The number of adults with diabetes has increased from 153 million in 1980 to 347 million in 2008. It is predicted that, by 2030, that number will rise to 472 million. While 70 per cent of these observed cases have been attributed to population growth and aging, there has clearly been a dramatic spread of this non-communicable disease. Granted, the increase in diabetes has not been limited to the developing world. According to a US Center for Disease Control publication, less than one per cent of the US population was diagnosed with diabetes in 1958 compared to over seven per cent in 2013.

It is commonly assumed that food aid is supposed to, at least nominally, benefit the recipient country. While it would be tremendously inaccurate to insinuate that US food aid programs have not been valuable, the United States can be—and should be—doing more to ensure that it is providing aid that is most beneficial to its recipient country and not just most profitable to its corporate suppliers. The most straightforward method of achieving this would be to tailor aid packages to specific recipient states, concentrating on traditional staple foods of the region rather than focusing on the export of US surplus agricultural commodities.

However, there are serious obstacles in the way of realizing this recommendation. At its most basic, substantial reform would entail a drastic shift in US aid policy. The good news is that such a shift would also address some of the more common criticisms of US food aid policy, namely its tendency to profit large corporations at the expense of the American taxpayer and those in the recipient state. These issues would be resolved, or at least significantly ameliorated, by the large-scale reduction of in-kind transfers in favor of cash-based assistance devoted to purchasing traditional staples cultivated locally. However, any comprehensive legislative approach to reforming food aid programs would face opposition from corporate interests, as agricultural conglomerates receive millions of dollars in compensation for commodities given as aid by the United States.

In spite of such hurdles, it is important to remember that the fundamental purpose of food aid is to, well, aid the recipients. The food aid policy of the United States, as it stands today, has somewhat sacrificed this goal by tying food aid to domestic agricultural surpluses. While a turn to cash-based assistance focused on reasonably local procurement of traditional staples would by no means address every criticism of US food aid, it could play an understated yet profound role in preventing an increase in non-communicable diseases in the developing world. One would hope that such rationale would suffice to alter US aid strategy, but vested corporate interest and a lack of legislative impetus make such change unlikely in the near future.

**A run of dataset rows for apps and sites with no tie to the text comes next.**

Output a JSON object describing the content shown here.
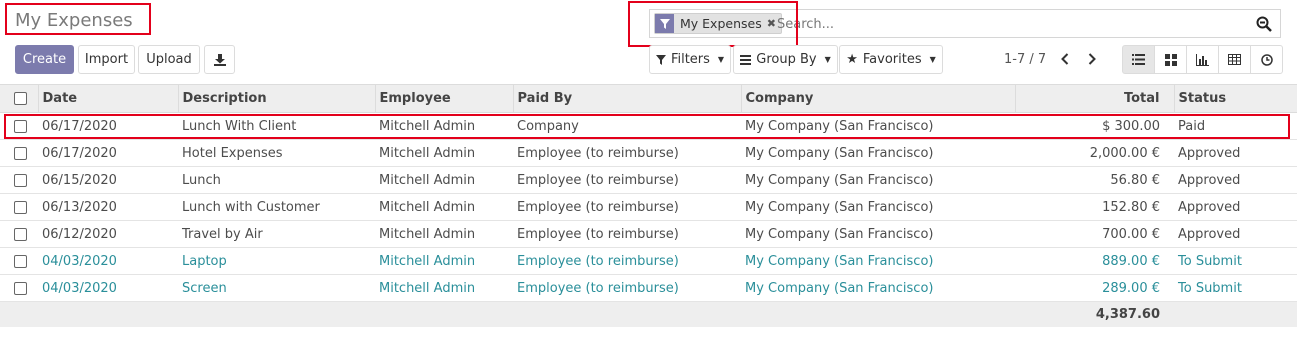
{
  "page": {
    "title": "My Expenses"
  },
  "search": {
    "facet_label": "My Expenses",
    "facet_icon": "filter-icon",
    "placeholder": "Search...",
    "search_icon": "magnifier-icon"
  },
  "toolbar": {
    "create_label": "Create",
    "import_label": "Import",
    "upload_label": "Upload",
    "download_icon": "download-icon",
    "filters_label": "Filters",
    "groupby_label": "Group By",
    "favorites_label": "Favorites"
  },
  "pager": {
    "text": "1-7 / 7"
  },
  "views": [
    "list-view-icon",
    "kanban-view-icon",
    "graph-view-icon",
    "pivot-view-icon",
    "activity-view-icon"
  ],
  "table": {
    "columns": [
      "Date",
      "Description",
      "Employee",
      "Paid By",
      "Company",
      "Total",
      "Status"
    ],
    "rows": [
      {
        "date": "06/17/2020",
        "description": "Lunch With Client",
        "employee": "Mitchell Admin",
        "paid_by": "Company",
        "company": "My Company (San Francisco)",
        "total": "$ 300.00",
        "status": "Paid"
      },
      {
        "date": "06/17/2020",
        "description": "Hotel Expenses",
        "employee": "Mitchell Admin",
        "paid_by": "Employee (to reimburse)",
        "company": "My Company (San Francisco)",
        "total": "2,000.00 €",
        "status": "Approved"
      },
      {
        "date": "06/15/2020",
        "description": "Lunch",
        "employee": "Mitchell Admin",
        "paid_by": "Employee (to reimburse)",
        "company": "My Company (San Francisco)",
        "total": "56.80 €",
        "status": "Approved"
      },
      {
        "date": "06/13/2020",
        "description": "Lunch with Customer",
        "employee": "Mitchell Admin",
        "paid_by": "Employee (to reimburse)",
        "company": "My Company (San Francisco)",
        "total": "152.80 €",
        "status": "Approved"
      },
      {
        "date": "06/12/2020",
        "description": "Travel by Air",
        "employee": "Mitchell Admin",
        "paid_by": "Employee (to reimburse)",
        "company": "My Company (San Francisco)",
        "total": "700.00 €",
        "status": "Approved"
      },
      {
        "date": "04/03/2020",
        "description": "Laptop",
        "employee": "Mitchell Admin",
        "paid_by": "Employee (to reimburse)",
        "company": "My Company (San Francisco)",
        "total": "889.00 €",
        "status": "To Submit"
      },
      {
        "date": "04/03/2020",
        "description": "Screen",
        "employee": "Mitchell Admin",
        "paid_by": "Employee (to reimburse)",
        "company": "My Company (San Francisco)",
        "total": "289.00 €",
        "status": "To Submit"
      }
    ],
    "footer_total": "4,387.60"
  },
  "colors": {
    "primary": "#7c7bad",
    "to_submit": "#2a8f9a",
    "highlight": "#e3001b"
  }
}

[1] Chopra, Mickey. “Globalization and Food: Implications for the Promotion of “Healthy” Diets.” In Globalization, diets and noncommunicable diseases. Geneva: World Health Organization (200): 7.

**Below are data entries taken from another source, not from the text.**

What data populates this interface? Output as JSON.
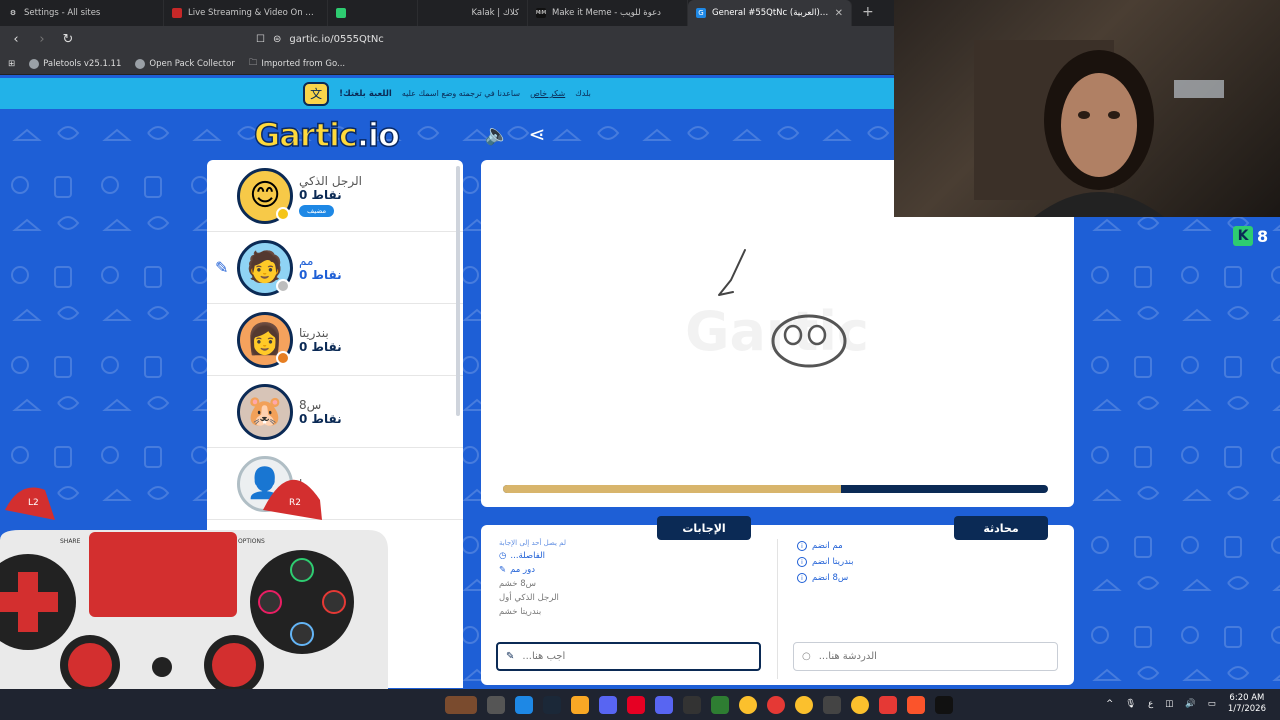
{
  "browser": {
    "tabs": [
      {
        "title": "Settings - All sites",
        "icon": "gear-icon",
        "color": "#5f6368"
      },
      {
        "title": "Live Streaming & Video On Demand",
        "icon": "streaming-icon",
        "color": "#c62828"
      },
      {
        "title": "",
        "icon": "discord-icon",
        "color": "#2ecc71"
      },
      {
        "title": "Kalak | كلاك",
        "icon": "kalak-icon",
        "color": "#202124"
      },
      {
        "title": "Make it Meme - دعوة للويب",
        "icon": "mim-icon",
        "color": "#111"
      },
      {
        "title": "General #55QtNc (العربية) - Gartic",
        "icon": "gartic-icon",
        "color": "#1e88e5"
      }
    ],
    "url": "gartic.io/0555QtNc",
    "bookmarks": [
      "Paletools v25.1.11",
      "Open Pack Collector",
      "Imported from Go..."
    ]
  },
  "banner": {
    "bold": "!اللعبة بلغتك",
    "text": "ساعدنا في ترجمته وضع اسمك عليه",
    "link": "شكر خاص",
    "suffix": "بلدك"
  },
  "game": {
    "logo_main": "Gartic",
    "logo_suffix": ".io",
    "players": [
      {
        "name": "الرجل الذكي",
        "points": "0",
        "points_label": "نقاط",
        "badge": "مضيف",
        "avatar": "😊",
        "avatar_bg": "#f7c948",
        "dot": "#f5c518"
      },
      {
        "name": "مم",
        "points": "0",
        "points_label": "نقاط",
        "avatar": "🧑",
        "avatar_bg": "#8fd3f4",
        "dot": "#bdbdbd",
        "drawing": true
      },
      {
        "name": "بندريتا",
        "points": "0",
        "points_label": "نقاط",
        "avatar": "👩",
        "avatar_bg": "#f5a25d",
        "dot": "#e67e22"
      },
      {
        "name": "س8",
        "points": "0",
        "points_label": "نقاط",
        "avatar": "🐹",
        "avatar_bg": "#d7c4b7",
        "dot": ""
      },
      {
        "name": "ا",
        "points": "",
        "points_label": "",
        "avatar": "👤",
        "avatar_bg": "#eceff1",
        "dot": ""
      }
    ],
    "progress": 0.62,
    "answers_title": "الإجابات",
    "chat_title": "محادثة",
    "answers": [
      {
        "text": "لم يصل أحد إلى الإجابة",
        "style": "blue",
        "icon": ""
      },
      {
        "text": "...الفاصلة",
        "style": "blue",
        "icon": "clock-icon"
      },
      {
        "text": "دور مم",
        "style": "blue",
        "icon": "pencil-icon"
      },
      {
        "text": "س8 خشم",
        "style": "gray",
        "icon": ""
      },
      {
        "text": "الرجل الذكي أول",
        "style": "gray",
        "icon": ""
      },
      {
        "text": "بندريتا خشم",
        "style": "gray",
        "icon": ""
      }
    ],
    "chat": [
      {
        "text": "مم انضم"
      },
      {
        "text": "بندريتا انضم"
      },
      {
        "text": "س8 انضم"
      }
    ],
    "answer_placeholder": "...أجب هنا",
    "chat_placeholder": "...الدردشة هنا",
    "k_score": "8"
  },
  "taskbar": {
    "time": "6:20 AM",
    "date": "1/7/2026",
    "lang": "ع"
  },
  "controller": {
    "left_trigger": "L2",
    "right_trigger": "R2",
    "share": "SHARE",
    "options": "OPTIONS"
  }
}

[2] Diven, Polly J. “The domestic determinants of US food aid policy.” Food Policy 26 (2001): 471.

[3] Uusitalo, Ulla, Pirjo Pietinen, and Pekka Puska. “Dietary Transition in Developing Countries: Challenges for Chronic Disease Prevention.” In Globalization, diets and noncommunicable diseases. Geneva: World Health Organization (200): 5.

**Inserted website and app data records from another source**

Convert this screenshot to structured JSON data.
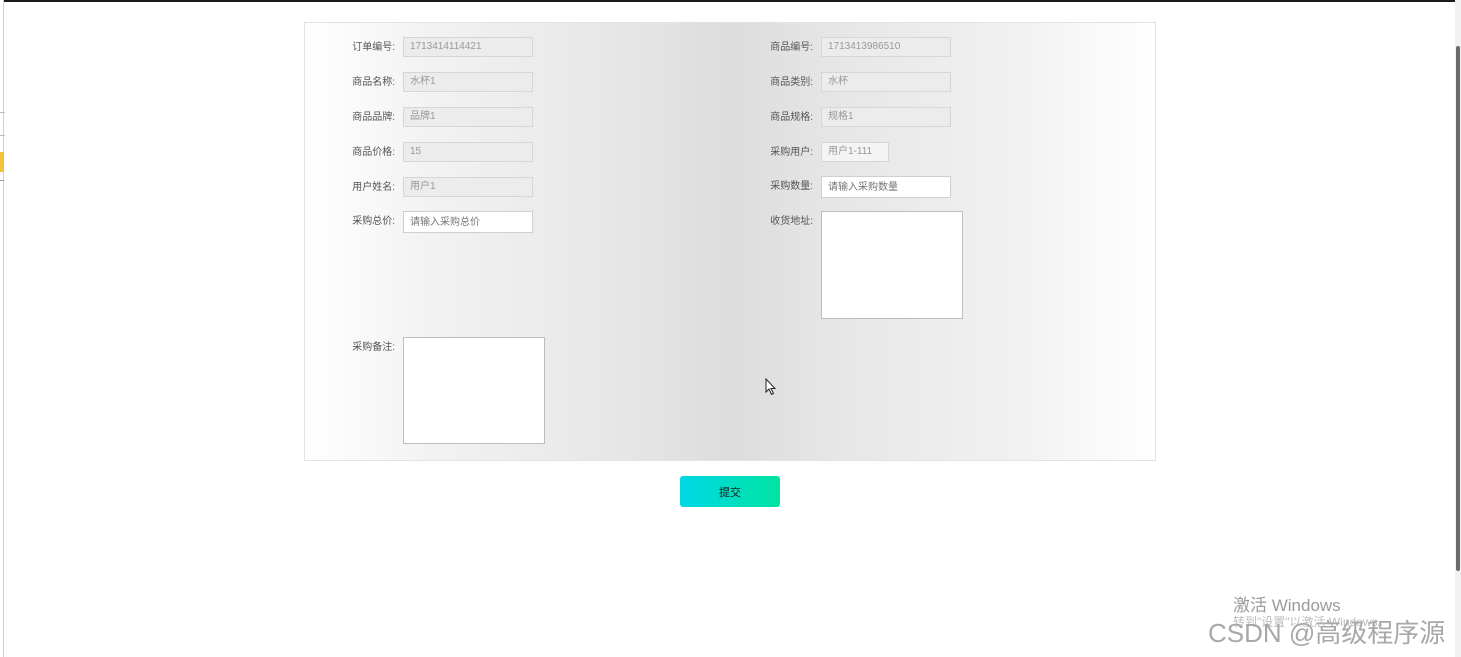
{
  "form": {
    "left": [
      {
        "label": "订单编号:",
        "value": "1713414114421",
        "placeholder": "",
        "editable": false
      },
      {
        "label": "商品名称:",
        "value": "水杯1",
        "placeholder": "",
        "editable": false
      },
      {
        "label": "商品品牌:",
        "value": "品牌1",
        "placeholder": "",
        "editable": false
      },
      {
        "label": "商品价格:",
        "value": "15",
        "placeholder": "",
        "editable": false
      },
      {
        "label": "用户姓名:",
        "value": "用户1",
        "placeholder": "",
        "editable": false
      },
      {
        "label": "采购总价:",
        "value": "",
        "placeholder": "请输入采购总价",
        "editable": true
      }
    ],
    "right": [
      {
        "label": "商品编号:",
        "value": "1713413986510",
        "placeholder": "",
        "editable": false
      },
      {
        "label": "商品类别:",
        "value": "水杯",
        "placeholder": "",
        "editable": false
      },
      {
        "label": "商品规格:",
        "value": "规格1",
        "placeholder": "",
        "editable": false
      },
      {
        "label": "采购用户:",
        "value": "用户1-111",
        "placeholder": "",
        "editable": false
      },
      {
        "label": "采购数量:",
        "value": "",
        "placeholder": "请输入采购数量",
        "editable": true
      }
    ],
    "address_label": "收货地址:",
    "address_value": "",
    "remark_label": "采购备注:",
    "remark_value": ""
  },
  "submit_label": "提交",
  "watermark": {
    "activate": "激活 Windows",
    "activate_sub": "转到\"设置\"以激活 Windows。",
    "csdn": "CSDN @高级程序源"
  },
  "colors": {
    "accent_start": "#00d8e8",
    "accent_end": "#00e3a0"
  }
}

[4] Lieberman, Daniel. The Story of the Human Body: Evolution, Health and Disease. London: Allen Lane. 2013. Kindle Edition, location 3792.